Title: I’ll Have What She’s Having
Author: Erin Carlson
Publisher: Hachette Books
Publication Date: August 29, 2017
Synopsis from Goodreads:
In I’ll Have What She’s Having entertainment journalist Erin Carlson tells the story of the real Nora Ephron and how she reinvented the romcom through her trio of instant classics. With a cast of famous faces including Reiner, Hanks, Ryan, and Crystal, Carlson takes readers on a rollicking, revelatory trip to Ephron’s New York City, where reality took a backseat to romance and Ephron–who always knew what she wanted and how she wanted it–ruled the set with an attention to detail that made her actors feel safe but sometimes exasperated crew members. Along the way, Carlson examines how Ephron explored in the cinema answers to the questions that plagued her own romantic life and how she regained faith in love after one broken engagement and two failed marriages. An intimate portrait of a one of America’s most iconic filmmakers and a look behind the scenes of her crowning achievements, I’ll Have What She’s Having is a vivid account of the days and nights when Ephron, along with assorted cynical collaborators, learned to show her heart on the screen.
I’ll Have What She’s Having was a lot of fun to read, though it is not in my usual pick. It’s the story of Nora Ephron and her triumphs and failures in the show biz as she reinvented the romcom and rose to fame with stars like Tom Hanks and Meg Ryan. I couldn’t resist, since When Harry Met Sally is one of my favourite movies. I found this to be an incredibly interesting book. It’s a tribute to Nora Ephron and all of her hard work and creativity. She really lived for the creation of something bigger and better, and she paved the way for women working in film to become great creators.
A lot of this book read as more of a biography of Tom Hanks and Meg Ryan. We do get an in depth background into Ephron, her love life, her upbringing, and her career. But Carlson spends quite a lot of time discussing Meg’s growth as an actress across the decades, and Hank’s as well. A lot of the other people mentioned throughout the book were unfamiliar to me. I knew the big name actors, but I had a more difficult time following Carlson’s account for those that I was less familiar. Nonetheless, Carlson’s book is full of fun retellings of various anecdotes from the set of each movie discussed.

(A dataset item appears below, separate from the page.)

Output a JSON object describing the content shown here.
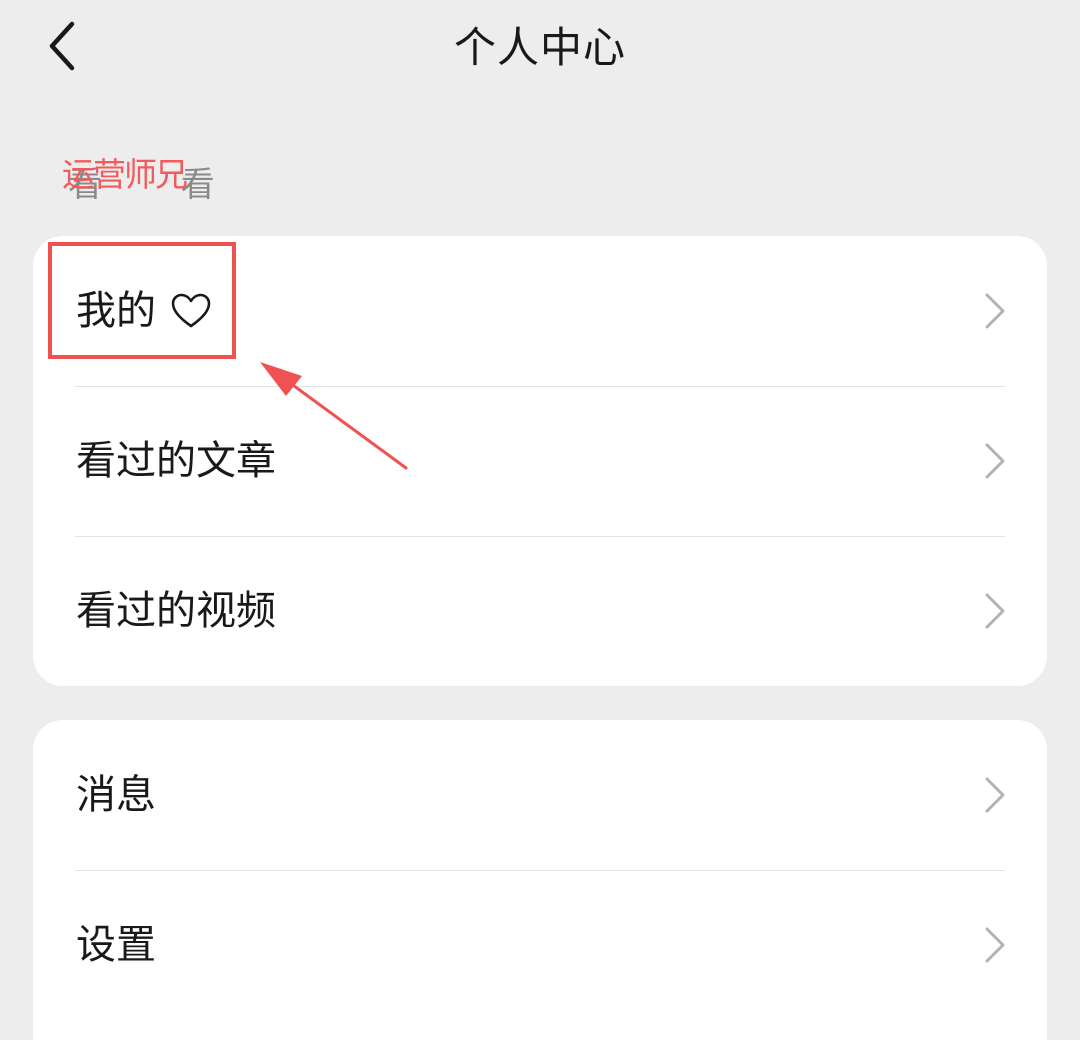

I would have really liked to see more personal interviews between Carlson and the actors directly. The majority, if not all, of the content in the book is derived from other interviews, compiled in quite the impressive bibliography at the tale of the text. I commend the author on her hard work to seek out and find such a comprehensive grouping of articles, interviews, and stories. For me though, the book was lacking that personal touch that generally accompanies biographies. It created a bit of disconnect for me while reading. This is what makes this book a tribute more than anything else. The one thing that shines through is that Carlson is deeply devoted to telling Ephron’s story. She brings this icon alive through her pages and tells a story that is fascinating and multi-faceted. For fans of those classic Nora Ephron films, you’ll find this book a delight to read, if just for the in depth exploration of the behind-the-scenes experience on these wonderful films.